My husband is in the US, and during our phone conversation this morning, he asked me, “Did you hear about the mass shooting in Oregon?”
I said, “Yep.”
And that was it. Nine people who got up and had breakfast, went to school and met the gunman are dead. As is he.
Rolling Stone magazine posted an article in response to the Oregon killings about the four pro-gun arguments they are sick of hearing. It begins:
Another day, another horrible mass shooting.
As if there is a delightful mass shooting.
There is a madness when another mass shooting in the United States is as inevitable as the Super Bowl or barbecue on the Fourth of July. Even the outrage and frustrations I found on social media seemed lackluster.
It felt as though people who did post a response did it from a sense of obligation.
A message left in a memorial book for the Roseburg, Oregon shooting read, “It breaks my heart that this happened in our small town, but it warms my heart to see everyone come together to honor those we lost.”
Where is there any place for a warm heart in this atrocity? If my loved one was massacred at Umpqua Community College, I know I would have a balance of fury and pain, but as a bystander, I have to say that lamely holding a candlelight vigil is no longer anything to me but pathetic.
It’s far too late for candlelight vigils. That is not to say I don’t feel sympathy for the families who have lost, and sadness another collection of people have been murdered. Of course I do. Of course we all do, but this song is really, really tired.
President Barack Obama stood before the cameras with a visible level of despair.
“Somehow, this has become routine,” he said with a hook of pained outrage in his voice.
“The reporting is routine, my response here, at the podium, ends up being routine.
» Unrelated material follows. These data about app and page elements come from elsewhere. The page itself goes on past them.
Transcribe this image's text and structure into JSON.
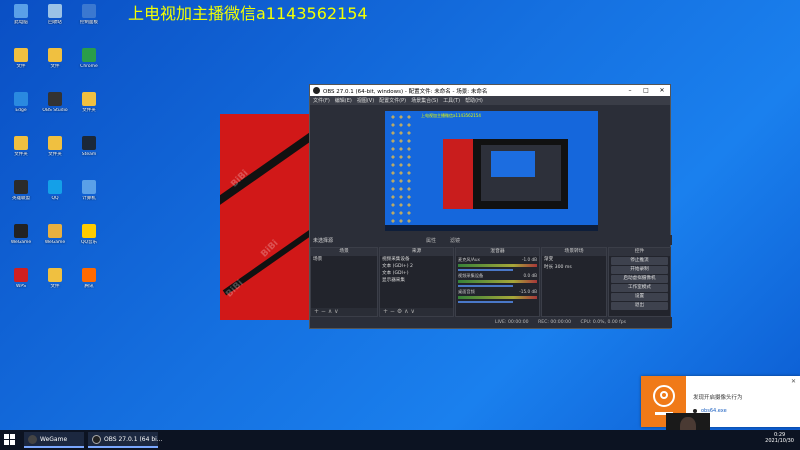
{
  "watermark": "上电视加主播微信a1143562154",
  "desktop_icons": [
    {
      "label": "此电脑",
      "color": "#5aa0e8"
    },
    {
      "label": "回收站",
      "color": "#9bc2e6"
    },
    {
      "label": "控制面板",
      "color": "#3b78d0"
    },
    {
      "label": "文件",
      "color": "#f0c040"
    },
    {
      "label": "文件",
      "color": "#f0c040"
    },
    {
      "label": "Chrome",
      "color": "#2a9d4a"
    },
    {
      "label": "Edge",
      "color": "#2a8ae0"
    },
    {
      "label": "OBS Studio",
      "color": "#333333"
    },
    {
      "label": "文件夹",
      "color": "#f0c040"
    },
    {
      "label": "文件夹",
      "color": "#f0c040"
    },
    {
      "label": "文件夹",
      "color": "#f0c040"
    },
    {
      "label": "Steam",
      "color": "#1b2838"
    },
    {
      "label": "英雄联盟",
      "color": "#2b2b2b"
    },
    {
      "label": "QQ",
      "color": "#14a0e8"
    },
    {
      "label": "计算机",
      "color": "#5aa0e8"
    },
    {
      "label": "WeGame",
      "color": "#222222"
    },
    {
      "label": "WeGame",
      "color": "#e8b040"
    },
    {
      "label": "QQ音乐",
      "color": "#ffcc00"
    },
    {
      "label": "WPS",
      "color": "#d02020"
    },
    {
      "label": "文件",
      "color": "#f0c040"
    },
    {
      "label": "腾讯",
      "color": "#ff6a00"
    }
  ],
  "obs": {
    "title": "OBS 27.0.1 (64-bit, windows) - 配置文件: 未命名 - 场景: 未命名",
    "menu": [
      "文件(F)",
      "编辑(E)",
      "视图(V)",
      "配置文件(P)",
      "场景集合(S)",
      "工具(T)",
      "帮助(H)"
    ],
    "current_scene_label": "未选择源",
    "properties_label": "属性",
    "filters_label": "滤镜",
    "docks": {
      "scenes": {
        "title": "场景",
        "items": [
          "场景"
        ]
      },
      "sources": {
        "title": "来源",
        "items": [
          "视频采集设备",
          "文本 (GDI+) 2",
          "文本 (GDI+)",
          "显示器采集"
        ]
      },
      "mixer": {
        "title": "混音器",
        "rows": [
          {
            "name": "麦克风/Aux",
            "db": "-1.0 dB"
          },
          {
            "name": "视频采集设备",
            "db": "0.0 dB"
          },
          {
            "name": "桌面音频",
            "db": "-15.0 dB"
          }
        ]
      },
      "transitions": {
        "title": "场景转场",
        "type": "渐变",
        "duration_label": "时长",
        "duration": "300 ms"
      },
      "controls": {
        "title": "控件",
        "buttons": [
          "停止推流",
          "开始录制",
          "启动虚拟摄像机",
          "工作室模式",
          "设置",
          "退出"
        ]
      }
    },
    "status": {
      "live": "LIVE: 00:00:00",
      "rec": "REC: 00:00:00",
      "cpu": "CPU: 0.0%, 0.00 fps"
    }
  },
  "toast": {
    "title": "发现开启摄像头行为",
    "app": "obs64.exe"
  },
  "taskbar": {
    "items": [
      "WeGame",
      "OBS 27.0.1 (64 bi..."
    ],
    "time": "0:29",
    "date": "2021/10/30"
  }
}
We’ve become numb to this.”
A police officer on the scene in Roseburg said, “These sort of tragedies aren’t supposed to happen here.”
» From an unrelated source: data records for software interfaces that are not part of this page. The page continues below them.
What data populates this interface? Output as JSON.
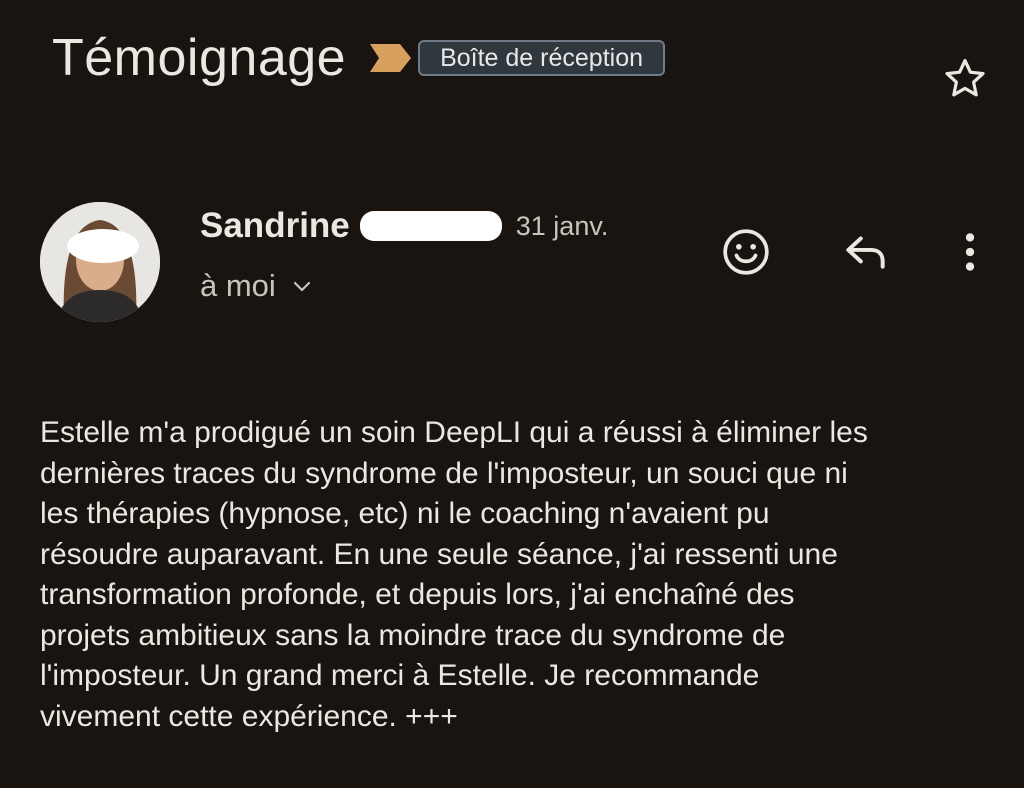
{
  "header": {
    "subject": "Témoignage",
    "label": "Boîte de réception",
    "star_icon": "star-outline-icon",
    "importance_icon": "importance-marker-icon",
    "colors": {
      "background": "#1a1411",
      "importance_marker": "#d8a05f",
      "label_border": "#6f7b86",
      "label_background": "#30373d",
      "text": "#ece7e1"
    }
  },
  "message": {
    "sender_name": "Sandrine",
    "date": "31 janv.",
    "recipient": "à moi",
    "actions": {
      "emoji_icon": "smiley-icon",
      "reply_icon": "reply-icon",
      "more_icon": "more-vertical-icon"
    },
    "body": "Estelle m'a prodigué un soin DeepLI qui a réussi à éliminer les\ndernières traces du syndrome de l'imposteur, un souci que ni\nles thérapies (hypnose, etc) ni le coaching n'avaient pu\nrésoudre auparavant. En une seule séance, j'ai ressenti une\ntransformation profonde, et depuis lors, j'ai enchaîné des\nprojets ambitieux sans la moindre trace du syndrome de\nl'imposteur. Un grand merci à Estelle. Je recommande\nvivement cette expérience. +++"
  }
}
Yeah, right. Sure. So where are they supposed to happen? Iraq and Syria? Well, of course. North Korea? South Sudan? East Timor? Myanmar? Nigeria? France? Norway?
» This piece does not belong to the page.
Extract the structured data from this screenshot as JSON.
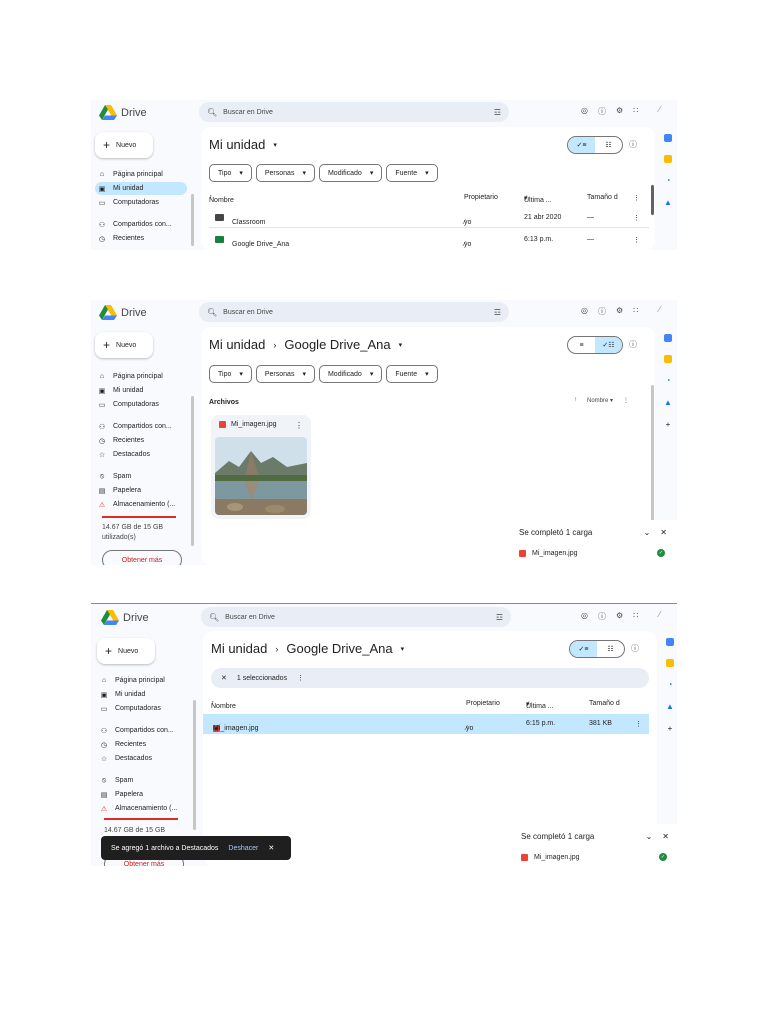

Maybe in Kenya, like that 2013 terrorist attack that took the lives of around 67 people and was a dyed-in-the-wool terror attack by al-Shabaab?
What about the ongoing terror in Kabul that sets residents, including children running for their lives?
Remember Bosnia? That war that decimated the lives and defeated the bounds of morals and humanity, killing 100,000?
Anywhere but America, where people are happy to drink the water of oblivion, and their votes, and their inactivity has let it come to this.
So willing to perpetuate the illusion that it can’t happen here when it happens every single day.
Though nearly one person for every day has been lost to a mass shooting in 2015 alone, even when the statistics reflect these deaths, and forget about the daily deaths of ones and twos by gun violence across the nation totaling 9,956 this year to date, the seductive golden dream of living in the United States, clouds the mind.
I wonder how American law would transform if the outrage and horror we feel at an ISIS beheading was felt at the news of another mass shooting or a wife and children murdered by a spouse, or a young man on a corner cut down over a gang test, or a child who accidentally shoots their little brother in the head.
I wonder how may people would stand ready to fight or die for their sidearms or automatic weapons if they were associated with the barbaric savagery of a “genuine terrorist”, because the actions of the homegrown ones, the ones who lobby the US Government and own it like a bitch, don’t seem to be making much of an impact.
-The featured image at the top is by Omar Sobhani of children fleeing after an explosion, one of several that rocked Kabul, on May 24, 2013.